However, one group was actually pretty fond of the movie. The Saturn Awards are given every year to recognize excellence in genre filmmaking. They thought Judge Dredd was sufficiently good to merit a nomination as Best Science-Fiction Film. Three other nominations were also bestowed upon the Stallone turkey -- Best Costumes, Best Make-up, and Best Special Effects. It didn't win anything, but those noms were a form of validation, at least from the sci-fi crowd.
2 A legendary composer wrote a special piece of music for the trailer
Jerry Goldsmith composed some of the most memorable and atmospheric film scores of all time. Among them are Alien, Gremlins, and Basic Instinct. He was brought in to score Judge Dredd after the original composer, David Arnold, had to be replaced. Unfortunately, Goldsmith wasn't able to complete his duties, due to repeated post-production delays that intruded upon his commitment to other projects. He had no choice but to leave, and Alan Silvestri was hired instead.
Before he departed, though, Goldsmith did write one short piece of music for the production -- a dramatic 57-second musical cue. That piece was ultimately used in the movie's trailers, as well as the TV advertising campaign. The music did such a great job of conveying action and adventure that it was later used in trailers for other movies as well, including Lost in Space.

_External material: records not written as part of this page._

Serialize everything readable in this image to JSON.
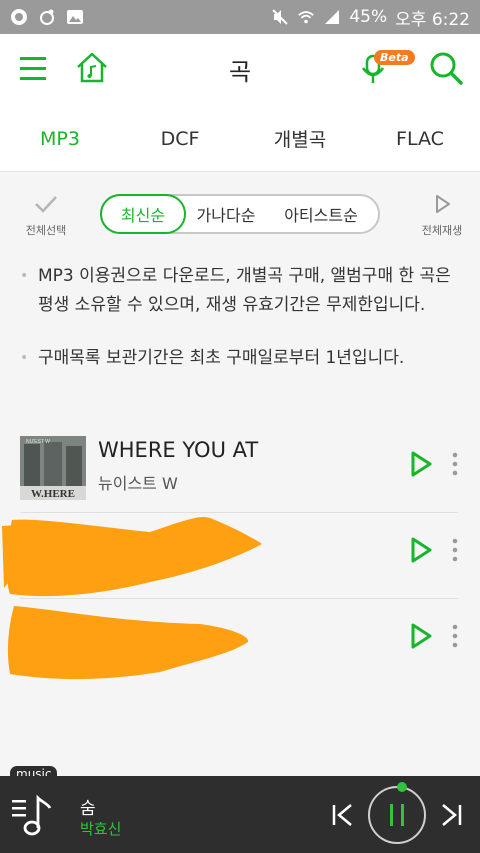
{
  "status_bar": {
    "battery": "45%",
    "time": "오후 6:22"
  },
  "header": {
    "title": "곡",
    "beta_badge": "Beta"
  },
  "format_tabs": [
    "MP3",
    "DCF",
    "개별곡",
    "FLAC"
  ],
  "sort": {
    "select_all_label": "전체선택",
    "options": [
      "최신순",
      "가나다순",
      "아티스트순"
    ],
    "active_option": "최신순",
    "play_all_label": "전체재생"
  },
  "notices": [
    "MP3 이용권으로 다운로드, 개별곡 구매, 앨범구매 한 곡은 평생 소유할 수 있으며, 재생 유효기간은 무제한입니다.",
    "구매목록 보관기간은 최초 구매일로부터 1년입니다."
  ],
  "songs": [
    {
      "title": "WHERE YOU AT",
      "artist": "뉴이스트 W",
      "album_art_text": "W.HERE",
      "album_art_top_text": "NU'EST W"
    },
    {
      "title": "",
      "artist": ""
    },
    {
      "title": "",
      "artist": ""
    }
  ],
  "player": {
    "tag": "music",
    "title": "숨",
    "artist": "박효신"
  },
  "colors": {
    "accent": "#17b52a",
    "status_bar": "#9a9a9a",
    "player_bg": "#2e2e2e",
    "redaction": "#ff9f12",
    "beta": "#f47b20"
  },
  "icons": {
    "menu": "hamburger-icon",
    "home": "home-music-icon",
    "mic": "mic-icon",
    "search": "search-icon",
    "check": "check-icon",
    "play": "play-icon",
    "more": "more-vertical-icon",
    "playlist": "playlist-icon",
    "prev": "skip-previous-icon",
    "pause": "pause-icon",
    "next": "skip-next-icon"
  }
}
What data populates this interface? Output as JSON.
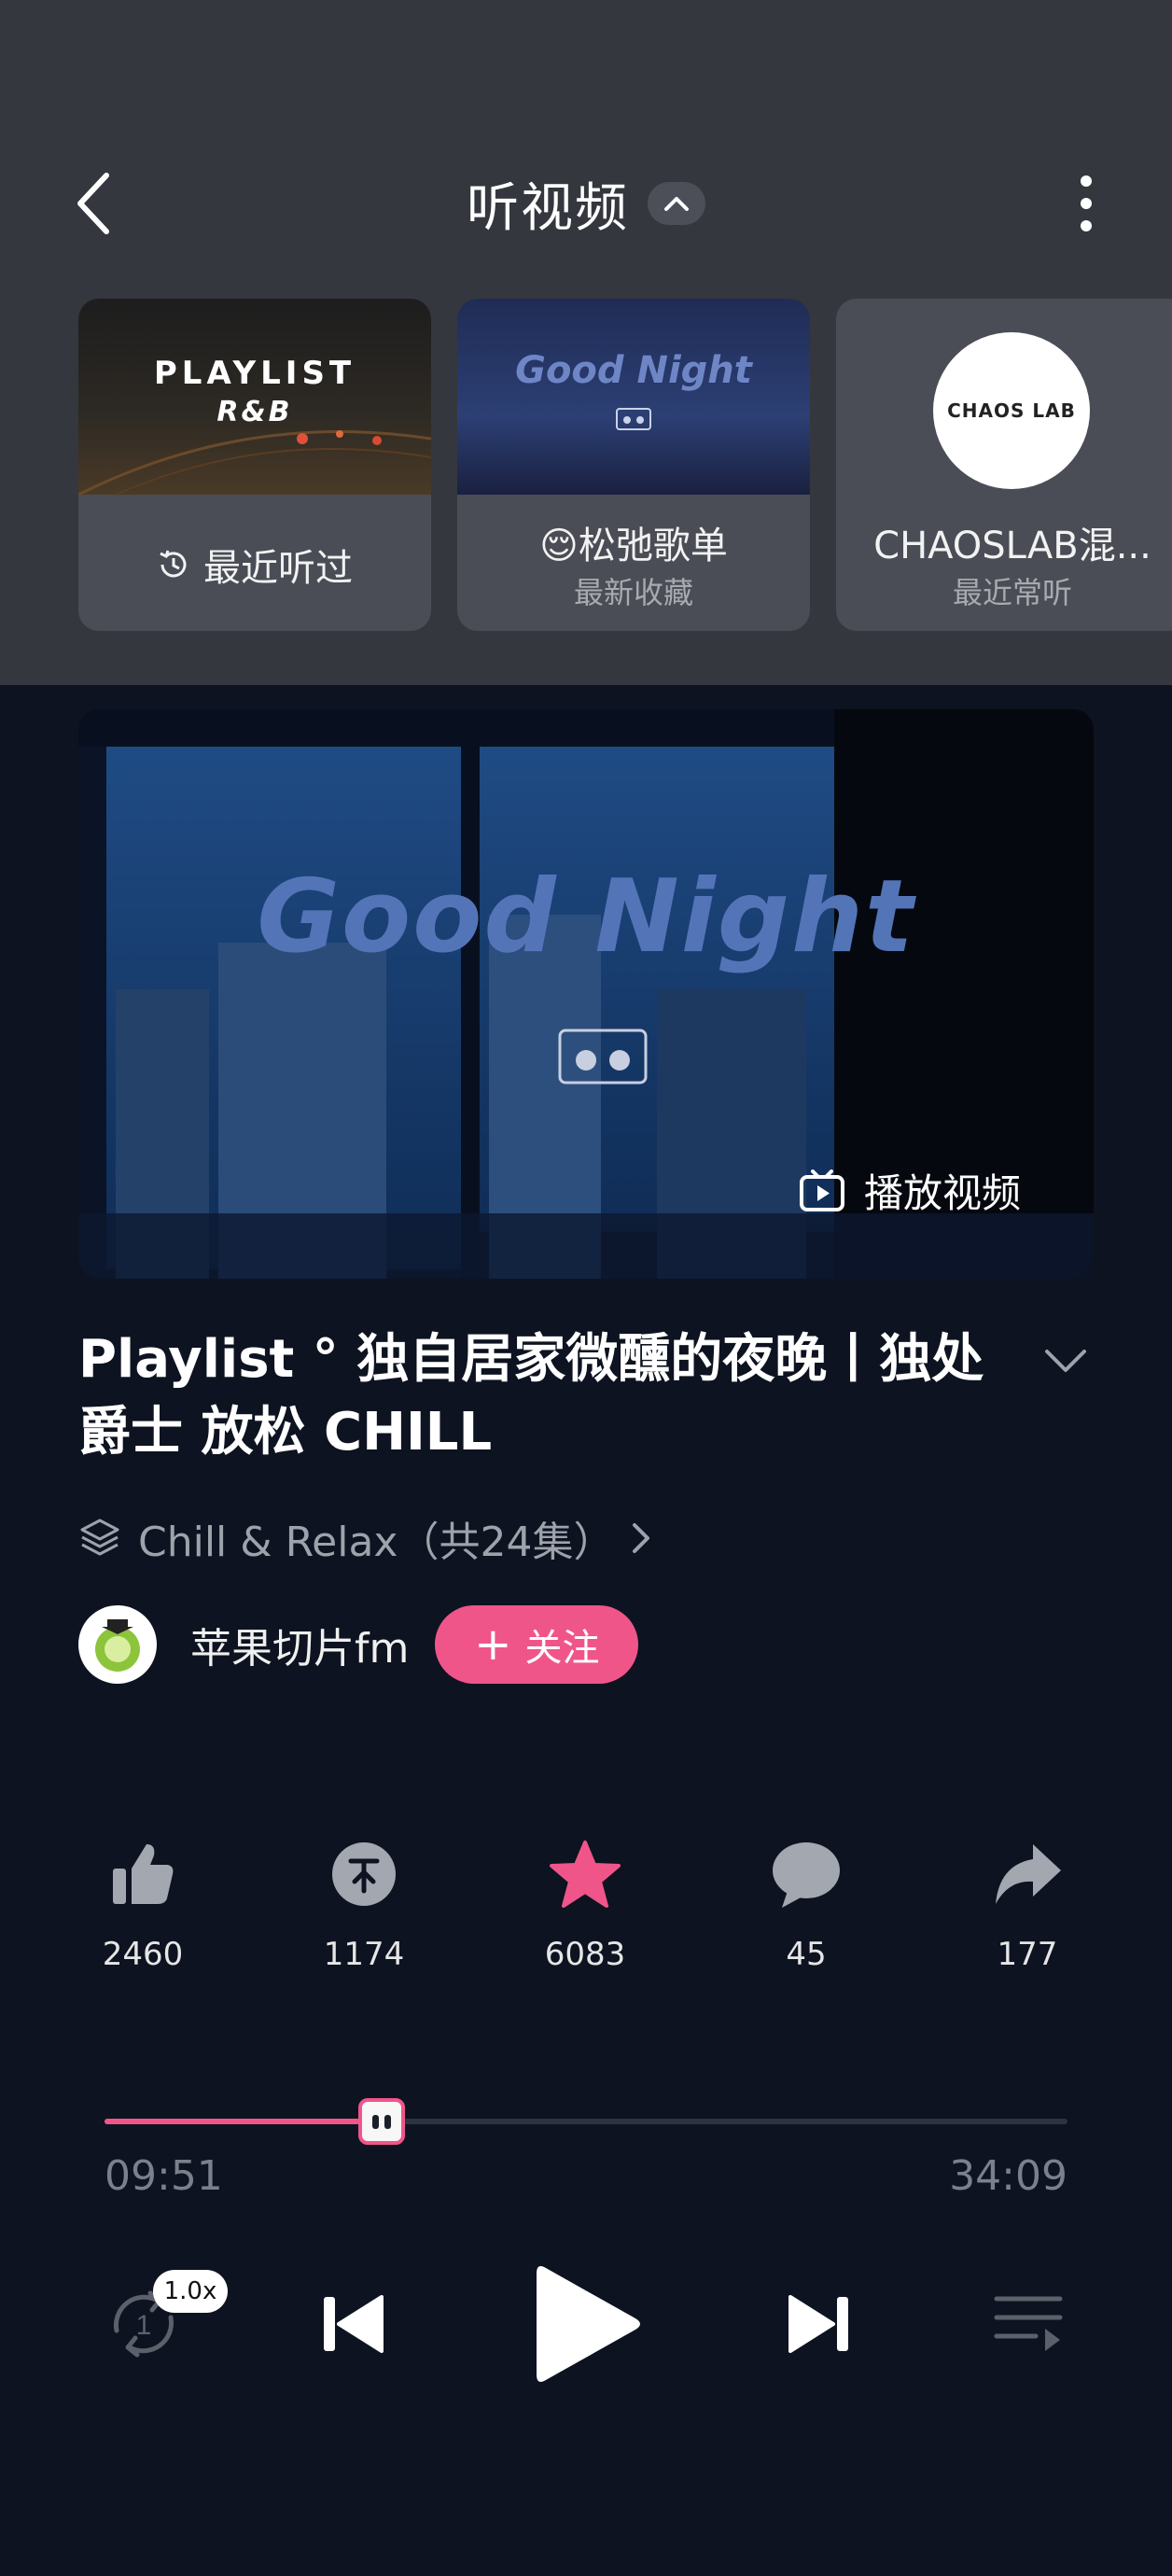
{
  "header": {
    "title": "听视频"
  },
  "recent_cards": [
    {
      "thumb_line1": "PLAYLIST",
      "thumb_line2": "R&B",
      "label": "最近听过"
    },
    {
      "thumb_text": "Good Night",
      "label": "😌松弛歌单",
      "sub": "最新收藏"
    },
    {
      "avatar_text": "CHAOS LAB",
      "label": "CHAOSLAB混...",
      "sub": "最近常听"
    }
  ],
  "video": {
    "overlay_title": "Good Night",
    "play_video_label": "播放视频"
  },
  "episode": {
    "title": "Playlist ° 独自居家微醺的夜晚丨独处 爵士 放松 CHILL",
    "collection": "Chill & Relax（共24集）"
  },
  "author": {
    "name": "苹果切片fm",
    "follow_label": "关注"
  },
  "actions": [
    {
      "name": "like",
      "icon": "thumbs-up-icon",
      "count": "2460"
    },
    {
      "name": "coin",
      "icon": "coin-icon",
      "count": "1174"
    },
    {
      "name": "favorite",
      "icon": "star-icon",
      "count": "6083"
    },
    {
      "name": "comment",
      "icon": "comment-icon",
      "count": "45"
    },
    {
      "name": "share",
      "icon": "share-icon",
      "count": "177"
    }
  ],
  "player": {
    "current_time": "09:51",
    "total_time": "34:09",
    "progress": 0.288,
    "speed": "1.0x",
    "loop_count": "1"
  },
  "colors": {
    "accent": "#f0558a",
    "top_panel": "#34373e",
    "background": "#0d1320"
  }
}
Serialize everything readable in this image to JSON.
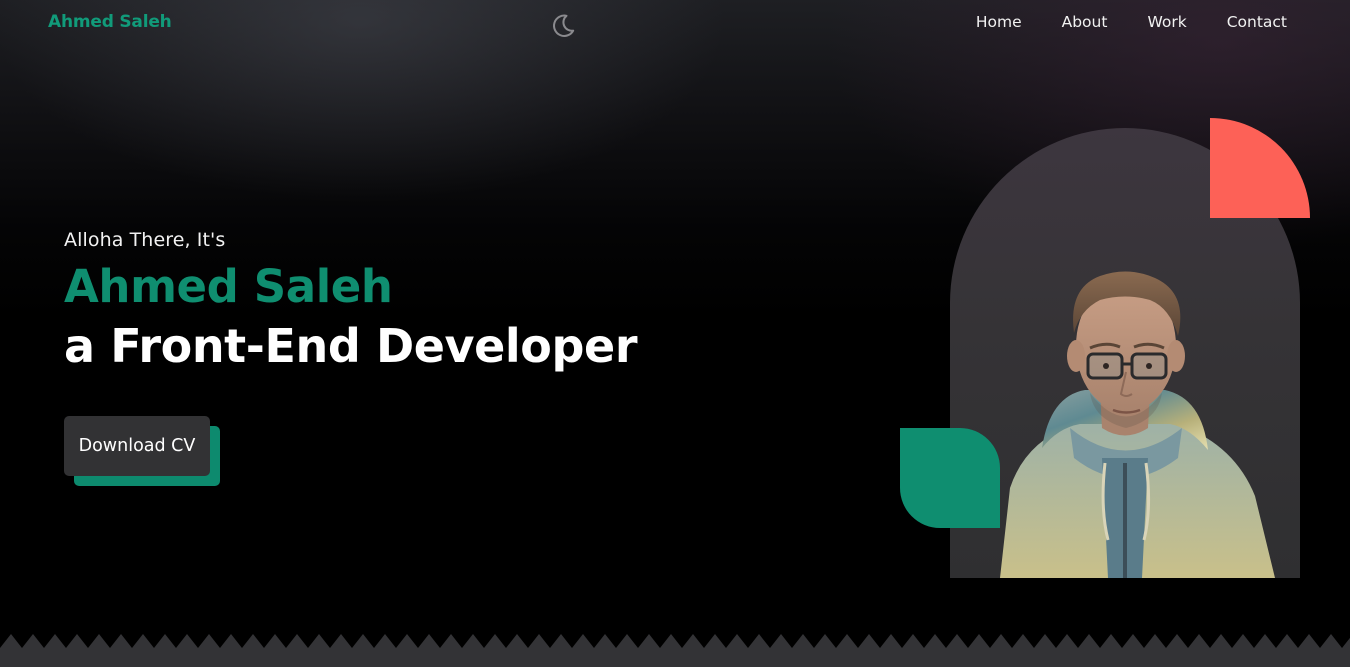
{
  "brand": {
    "name": "Ahmed Saleh",
    "color": "#119b7a"
  },
  "theme_toggle": {
    "icon": "moon-icon"
  },
  "nav": {
    "items": [
      {
        "label": "Home"
      },
      {
        "label": "About"
      },
      {
        "label": "Work"
      },
      {
        "label": "Contact"
      }
    ]
  },
  "hero": {
    "greeting": "Alloha There, It's",
    "name": "Ahmed Saleh",
    "role": "a Front-End Developer",
    "cta_label": "Download CV"
  },
  "colors": {
    "accent_green": "#0f8e70",
    "accent_coral": "#fd6157",
    "background": "#000000",
    "button_bg": "#323234",
    "footer_band": "#333336"
  }
}
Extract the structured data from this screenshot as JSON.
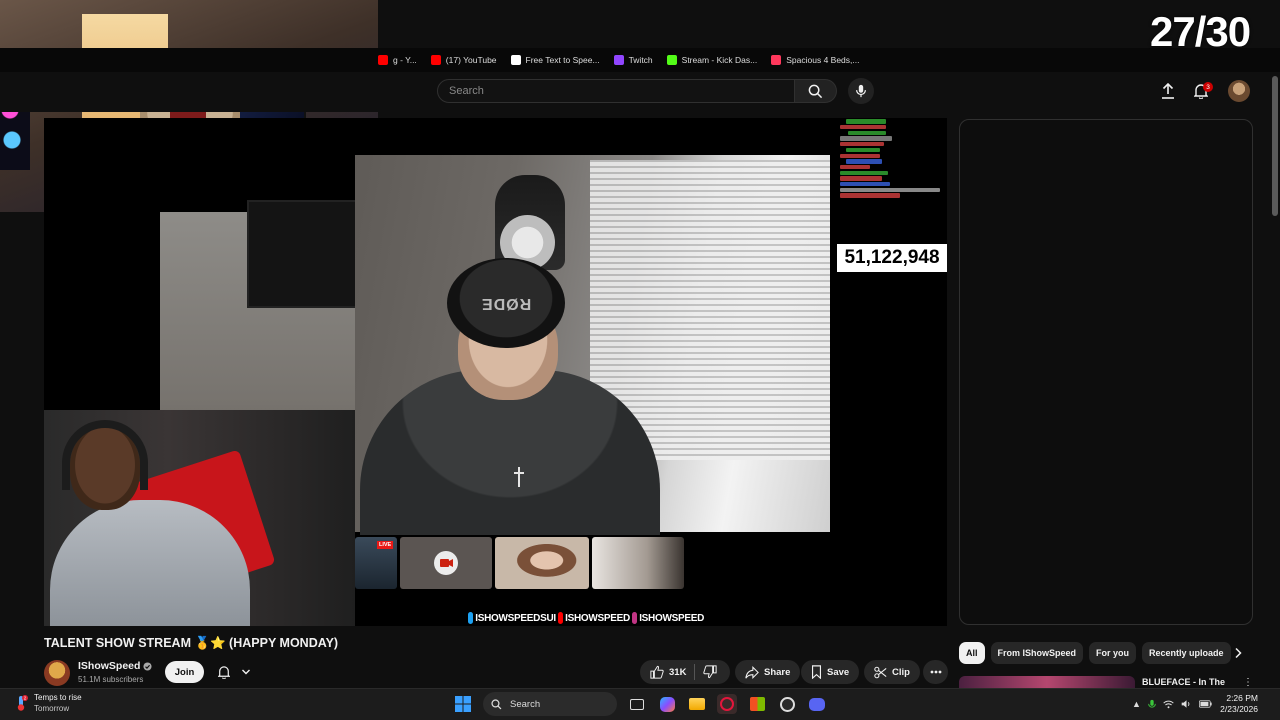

1 Even Stallone acknowledges it's not very good
If you found yourself disappointed in the overall quality level of Judge Dredd, you aren't alone. The movie's star agrees with you. That's right -- even Sly Stallone doesn't think the film is very good. It's an interesting acknowledgement, given that the actor has defended some of the other flops with which he's been associated over the years.
In 2008, he told the British magazine Uncut that he initially had high hopes for what the picture could be, and that its failure to live up to those expectations was disappointing. He claimed the biggest problem was that "it just wasn't balls to the wall." Stallone added, "It didn't live up to what it could have been. It probably should have been much more comic, really humorous and fun."
He capped off his thoughts by calling Judge Dredd "a real missed opportunity."
What do you think about Judge Dredd? Is it as bad as its reputation says, or does it have some merits? Tell us your feelings in the comments.